- Keep track of all payments due regularly. This includes invoices from suppliers and employees’ salaries. Ensure you hold sufficient money in your accounts to satisfy these obligations. You can use the free online invoicing software like Free Invoice Generator to create professional-looking invoices for free, which will help you keep track of all payments due regularly.
- Make sure that you pay your suppliers as soon as possible so that they don’t charge interest on late payments or late fees for missed deliveries. If you don’t have enough money in your account to pay all suppliers, prioritize those who charge late payment interest and penalties first because they are likely to be more flexible with their payment terms if they know that you are having difficulties paying them on time due to the economic downturn than those who don’t care about late payments at all (like utilities).
- Get quotes from suppliers for goods and services before accepting their offers.
5. Work on Your Profitability.

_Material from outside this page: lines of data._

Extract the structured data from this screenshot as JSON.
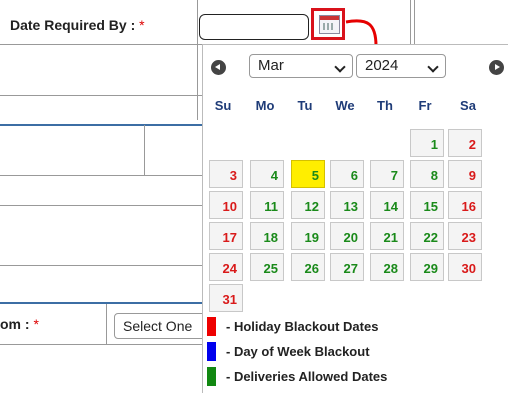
{
  "form": {
    "date_label": "Date Required By :",
    "required_mark": "*",
    "date_value": "",
    "from_label": "om :",
    "select_value": "Select One"
  },
  "calendar": {
    "month": "Mar",
    "year": "2024",
    "weekdays": [
      "Su",
      "Mo",
      "Tu",
      "We",
      "Th",
      "Fr",
      "Sa"
    ],
    "weeks": [
      [
        null,
        null,
        null,
        null,
        null,
        "1",
        "2"
      ],
      [
        "3",
        "4",
        "5",
        "6",
        "7",
        "8",
        "9"
      ],
      [
        "10",
        "11",
        "12",
        "13",
        "14",
        "15",
        "16"
      ],
      [
        "17",
        "18",
        "19",
        "20",
        "21",
        "22",
        "23"
      ],
      [
        "24",
        "25",
        "26",
        "27",
        "28",
        "29",
        "30"
      ],
      [
        "31",
        null,
        null,
        null,
        null,
        null,
        null
      ]
    ],
    "today": "5",
    "colors": {
      "holiday": "#d91a1a",
      "day_of_week": "#1a1ad9",
      "allowed": "#1a8a1a",
      "today": "#ffee00"
    }
  },
  "legend": [
    {
      "label": "- Holiday Blackout Dates",
      "color": "#ee0000"
    },
    {
      "label": "- Day of Week Blackout",
      "color": "#0000ee"
    },
    {
      "label": "- Deliveries Allowed Dates",
      "color": "#118811"
    }
  ],
  "icons": {
    "calendar_button": "calendar-icon",
    "prev": "prev-month-icon",
    "next": "next-month-icon",
    "arrow": "red-curved-arrow-icon"
  }
}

When the economy is booming, it’s easy to take full advantage of opportunities. When times are tough, however, you have to be willing to do things differently.
The first step in surviving an economic downturn is developing a plan. Sit down with your team and figure out how much money you need each month to cover expenses and pay your employees. Then think about ways that you can cut costs and still meet your obligations. For example, perhaps you can reduce your rent or hire fewer people for some time until business improves again.

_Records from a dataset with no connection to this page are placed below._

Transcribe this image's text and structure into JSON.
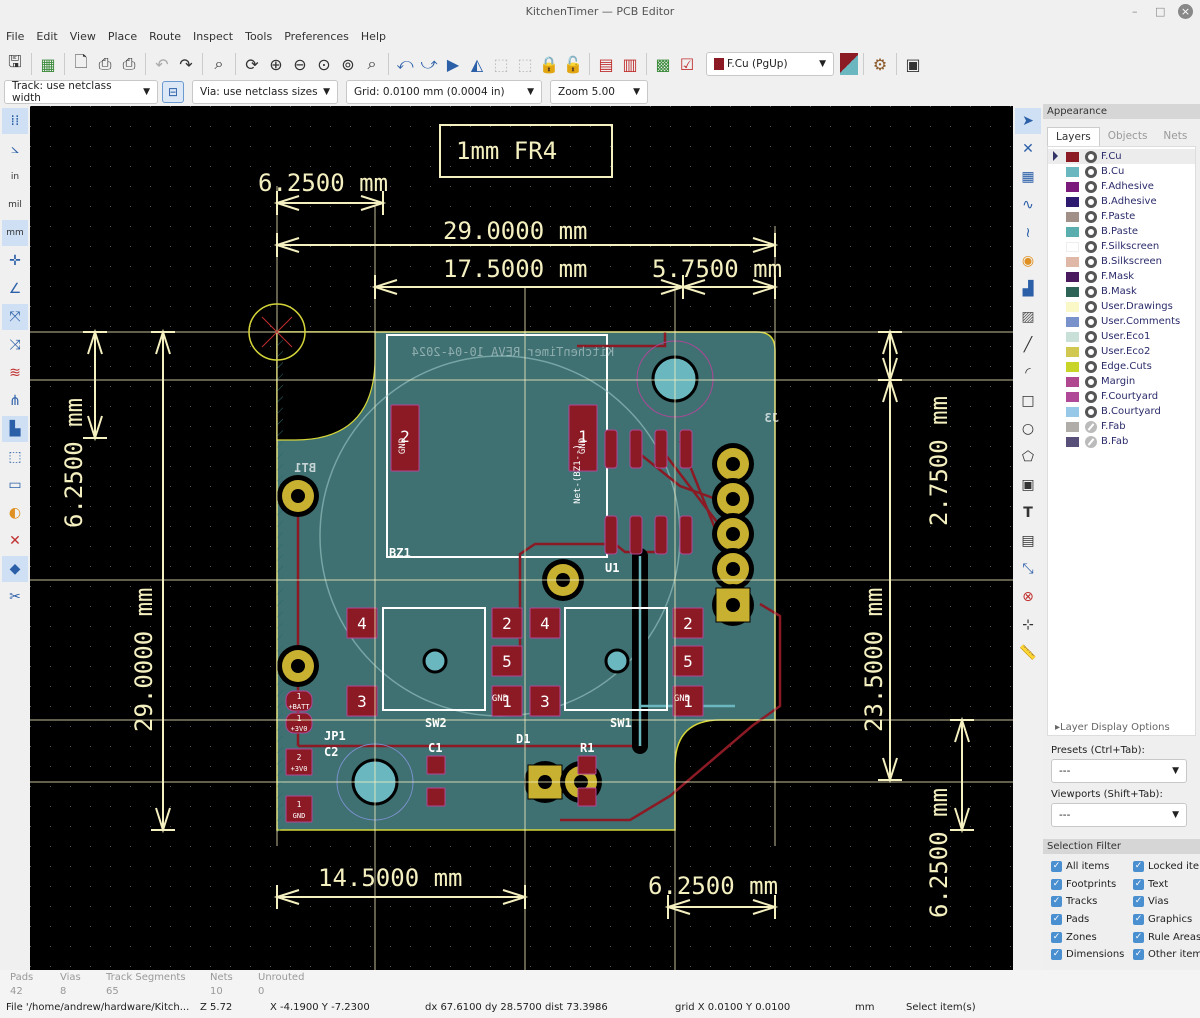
{
  "window": {
    "title": "KitchenTimer — PCB Editor"
  },
  "menu": [
    "File",
    "Edit",
    "View",
    "Place",
    "Route",
    "Inspect",
    "Tools",
    "Preferences",
    "Help"
  ],
  "toolbar": {
    "layer_select": "F.Cu (PgUp)",
    "layer_color": "#8b1a24"
  },
  "toolbar2": {
    "track": "Track: use netclass width",
    "via": "Via: use netclass sizes",
    "grid": "Grid: 0.0100 mm (0.0004 in)",
    "zoom": "Zoom 5.00"
  },
  "appearance": {
    "title": "Appearance",
    "tabs": [
      "Layers",
      "Objects",
      "Nets"
    ],
    "layers": [
      {
        "name": "F.Cu",
        "color": "#8b1a24",
        "visible": true
      },
      {
        "name": "B.Cu",
        "color": "#6bb7c0",
        "visible": true
      },
      {
        "name": "F.Adhesive",
        "color": "#7a1a7a",
        "visible": true
      },
      {
        "name": "B.Adhesive",
        "color": "#2e1a6e",
        "visible": true
      },
      {
        "name": "F.Paste",
        "color": "#a09088",
        "visible": true
      },
      {
        "name": "B.Paste",
        "color": "#5aaeae",
        "visible": true
      },
      {
        "name": "F.Silkscreen",
        "color": "#ffffff",
        "visible": true
      },
      {
        "name": "B.Silkscreen",
        "color": "#e0b8a8",
        "visible": true
      },
      {
        "name": "F.Mask",
        "color": "#4a1a5e",
        "visible": true
      },
      {
        "name": "B.Mask",
        "color": "#2e6458",
        "visible": true
      },
      {
        "name": "User.Drawings",
        "color": "#fbf8c8",
        "visible": true
      },
      {
        "name": "User.Comments",
        "color": "#7a92cc",
        "visible": true
      },
      {
        "name": "User.Eco1",
        "color": "#c8e0d8",
        "visible": true
      },
      {
        "name": "User.Eco2",
        "color": "#d0c850",
        "visible": true
      },
      {
        "name": "Edge.Cuts",
        "color": "#c8d428",
        "visible": true
      },
      {
        "name": "Margin",
        "color": "#b04890",
        "visible": true
      },
      {
        "name": "F.Courtyard",
        "color": "#b04898",
        "visible": true
      },
      {
        "name": "B.Courtyard",
        "color": "#98c8e8",
        "visible": true
      },
      {
        "name": "F.Fab",
        "color": "#b0aca8",
        "visible": false
      },
      {
        "name": "B.Fab",
        "color": "#585078",
        "visible": false
      }
    ],
    "layer_display_options": "Layer Display Options",
    "presets_label": "Presets (Ctrl+Tab):",
    "presets_value": "---",
    "viewports_label": "Viewports (Shift+Tab):",
    "viewports_value": "---"
  },
  "selection_filter": {
    "title": "Selection Filter",
    "items": [
      {
        "label": "All items",
        "checked": true
      },
      {
        "label": "Locked ite",
        "checked": true
      },
      {
        "label": "Footprints",
        "checked": true
      },
      {
        "label": "Text",
        "checked": true
      },
      {
        "label": "Tracks",
        "checked": true
      },
      {
        "label": "Vias",
        "checked": true
      },
      {
        "label": "Pads",
        "checked": true
      },
      {
        "label": "Graphics",
        "checked": true
      },
      {
        "label": "Zones",
        "checked": true
      },
      {
        "label": "Rule Areas",
        "checked": true
      },
      {
        "label": "Dimensions",
        "checked": true
      },
      {
        "label": "Other item",
        "checked": true
      }
    ]
  },
  "stats": [
    {
      "label": "Pads",
      "value": "42"
    },
    {
      "label": "Vias",
      "value": "8"
    },
    {
      "label": "Track Segments",
      "value": "65"
    },
    {
      "label": "Nets",
      "value": "10"
    },
    {
      "label": "Unrouted",
      "value": "0"
    }
  ],
  "statusbar": {
    "file": "File '/home/andrew/hardware/Kitch...",
    "zoom": "Z 5.72",
    "xy": "X -4.1900  Y -7.2300",
    "delta": "dx 67.6100  dy 28.5700  dist 73.3986",
    "grid": "grid X 0.0100  Y 0.0100",
    "units": "mm",
    "mode": "Select item(s)"
  },
  "pcb": {
    "note": "1mm FR4",
    "dims": [
      "6.2500 mm",
      "29.0000 mm",
      "17.5000 mm",
      "5.7500 mm",
      "6.2500 mm",
      "29.0000 mm",
      "2.7500 mm",
      "23.5000 mm",
      "6.2500 mm",
      "14.5000 mm",
      "6.2500 mm"
    ],
    "silk_text": "KitchenTimer REVA 10-04-2024",
    "refs": [
      "BT1",
      "BZ1",
      "SW2",
      "SW1",
      "JP1",
      "C2",
      "C1",
      "D1",
      "R1",
      "U1",
      "J3"
    ],
    "pads": [
      "4",
      "2",
      "4",
      "2",
      "5",
      "5",
      "3",
      "1",
      "3",
      "1",
      "2",
      "1",
      "1",
      "1",
      "2",
      "1",
      "2",
      "2",
      "5",
      "4",
      "3",
      "2",
      "1"
    ],
    "pad_nets": [
      "GND",
      "GND",
      "GND",
      "Net-(BZ1--)",
      "GND",
      "+BATT",
      "+3V0",
      "+3V0",
      "GND"
    ]
  }
}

Don’t wait until problems arise before developing a survival plan. Consider how various scenarios might affect your business and what steps you could take in response — even if those scenarios don’t happen right away.

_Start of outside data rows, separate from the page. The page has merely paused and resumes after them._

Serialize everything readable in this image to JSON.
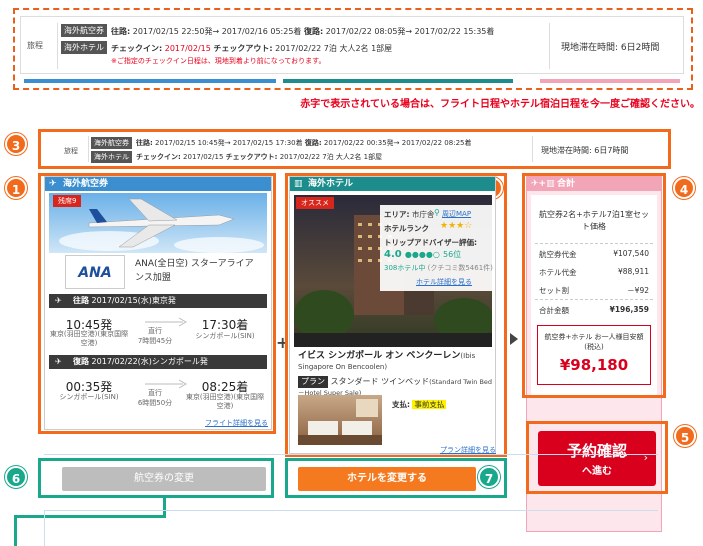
{
  "top_summary": {
    "travel_label": "旅程",
    "flight_tag": "海外航空券",
    "flight_text_out_label": "往路:",
    "flight_text_out": "2017/02/15 22:50発→ 2017/02/16 05:25着",
    "flight_text_in_label": "復路:",
    "flight_text_in": "2017/02/22 08:05発→ 2017/02/22 15:35着",
    "hotel_tag": "海外ホテル",
    "checkin_label": "チェックイン:",
    "checkin_value": "2017/02/15",
    "checkout_label": "チェックアウト:",
    "checkout_value": "2017/02/22 7泊 大人2名 1部屋",
    "warning": "※ご指定のチェックイン日程は、現地到着より前になっております。",
    "stay_label": "現地滞在時間:",
    "stay_value": "6日2時間"
  },
  "notice": "赤字で表示されている場合は、フライト日程やホテル宿泊日程を今一度ご確認ください。",
  "mid_summary": {
    "travel_label": "旅程",
    "flight_tag": "海外航空券",
    "flight_text_out_label": "往路:",
    "flight_text_out": "2017/02/15 10:45発→ 2017/02/15 17:30着",
    "flight_text_in_label": "復路:",
    "flight_text_in": "2017/02/22 00:35発→ 2017/02/22 08:25着",
    "hotel_tag": "海外ホテル",
    "checkin_label": "チェックイン:",
    "checkin_value": "2017/02/15",
    "checkout_label": "チェックアウト:",
    "checkout_value": "2017/02/22 7泊 大人2名 1部屋",
    "stay_label": "現地滞在時間:",
    "stay_value": "6日7時間"
  },
  "markers": [
    "1",
    "2",
    "3",
    "4",
    "5",
    "6",
    "7"
  ],
  "flight_card": {
    "header": "海外航空券",
    "remaining_badge": "残席9",
    "airline_logo": "ANA",
    "airline_name": "ANA(全日空) スターアライアンス加盟",
    "outbound_label": "往路",
    "outbound_header": "2017/02/15(水)東京発",
    "outbound_dep_time": "10:45発",
    "outbound_dep_place": "東京(羽田空港)(東京国際空港)",
    "outbound_direct": "直行",
    "outbound_duration": "7時間45分",
    "outbound_arr_time": "17:30着",
    "outbound_arr_place": "シンガポール(SIN)",
    "inbound_label": "復路",
    "inbound_header": "2017/02/22(水)シンガポール発",
    "inbound_dep_time": "00:35発",
    "inbound_dep_place": "シンガポール(SIN)",
    "inbound_direct": "直行",
    "inbound_duration": "6時間50分",
    "inbound_arr_time": "08:25着",
    "inbound_arr_place": "東京(羽田空港)(東京国際空港)",
    "details_link": "フライト詳細を見る",
    "change_button": "航空券の変更"
  },
  "hotel_card": {
    "header": "海外ホテル",
    "recommend_badge": "オススメ",
    "area_label": "エリア:",
    "area_value": "市庁舎",
    "map_link": "周辺MAP",
    "rank_label": "ホテルランク",
    "stars": 3.5,
    "stars_text": "★★★☆",
    "trip_label": "トリップアドバイザー評価:",
    "trip_score": "4.0",
    "trip_rank": "56位",
    "trip_rank_of": "308ホテル中",
    "trip_reviews": "(クチコミ数5461件)",
    "hotel_details_link": "ホテル詳細を見る",
    "hotel_name": "イビス シンガポール オン ベンクーレン",
    "hotel_name_en": "(Ibis Singapore On Bencoolen)",
    "plan_tag": "プラン",
    "plan_name": "スタンダード ツインベッド",
    "plan_name_en": "(Standard Twin Bed－Hotel Super Sale)",
    "payment_label": "支払:",
    "payment_value": "事前支払",
    "plan_link": "プラン詳細を見る",
    "change_button": "ホテルを変更する"
  },
  "total_card": {
    "header": "合計",
    "summary_title": "航空券2名+ホテル7泊1室セット価格",
    "rows": [
      {
        "label": "航空券代金",
        "value": "¥107,540"
      },
      {
        "label": "ホテル代金",
        "value": "¥88,911"
      },
      {
        "label": "セット割",
        "value": "－¥92"
      }
    ],
    "total_label": "合計金額",
    "total_value": "¥196,359",
    "per_person_title": "航空券+ホテル お一人様目安額(税込)",
    "per_person_value": "¥98,180",
    "reserve_main": "予約確認",
    "reserve_sub": "へ進む"
  },
  "colors": {
    "accent_orange": "#f26a1b",
    "accent_green": "#1aa88c",
    "flight_blue": "#3b8fd0",
    "hotel_teal": "#1c8c8c",
    "total_pink": "#f3a5b8",
    "alert_red": "#e8001c"
  },
  "icons": [
    "plane-icon",
    "hotel-icon",
    "calculator-icon",
    "map-pin-icon",
    "chevron-right-icon",
    "plus-icon",
    "arrow-right-icon"
  ]
}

It’s also important not to panic during an economic crisis; although things may seem bleak at first glance, there may be opportunities that weren’t apparent when times were good. If you’re smart about taking advantage of them now while others are being cautious, they could help boost your profits once again when things improve down the road.
6. Explore Bankruptcy.
Bankruptcy is a legal procedure that helps you get rid of debts. It will stop creditors from contacting you and make it easier to qualify for loans in the future. If you have been struggling with debt, it’s time to explore bankruptcy as an option.
You must have a “good faith” reason for filing for bankruptcy. You can only file for bankruptcy if you can prove that you are suffering hardship due to financial problems and that your situation has become so severe that you are having trouble paying your bills.
8. Maintain Communication With Customers and Suppliers.
You may be thinking that there is nothing you can do to prepare for the next economic downturn. You may be wrong. It’s easy to stay informed about what’s happening in your industry, but did you know that you can also keep tabs on the economy as a whole?
To get started, check out BLS.
The Bureau of Labour Statistics (BLS) publishes a monthly report called “Current Employment Statistics” that includes data on unemployment rates, wages, and hours worked. This report helps businesses understand how their competitors are faring in different regions of the country. If your competitors are doing well, it might mean that they’re expanding or have better access to cash than you do. If they’re closing stores or laying off workers, it might be time for you to start looking at ways to save money and cut costs still further.
There are steps you can take to prepare for an economic downturn and make it through without abandoning your business goals or closing your doors forever. Even small businesses can survive a downturn in the economy by staying smart.
It’s inevitable. Now and then, the economy will experience a downturn. When it does, it can be challenging to keep your business afloat. At Citrine Accounting and Taxes, I’m dedicated to helping you stay in business no matter what the economic climate is.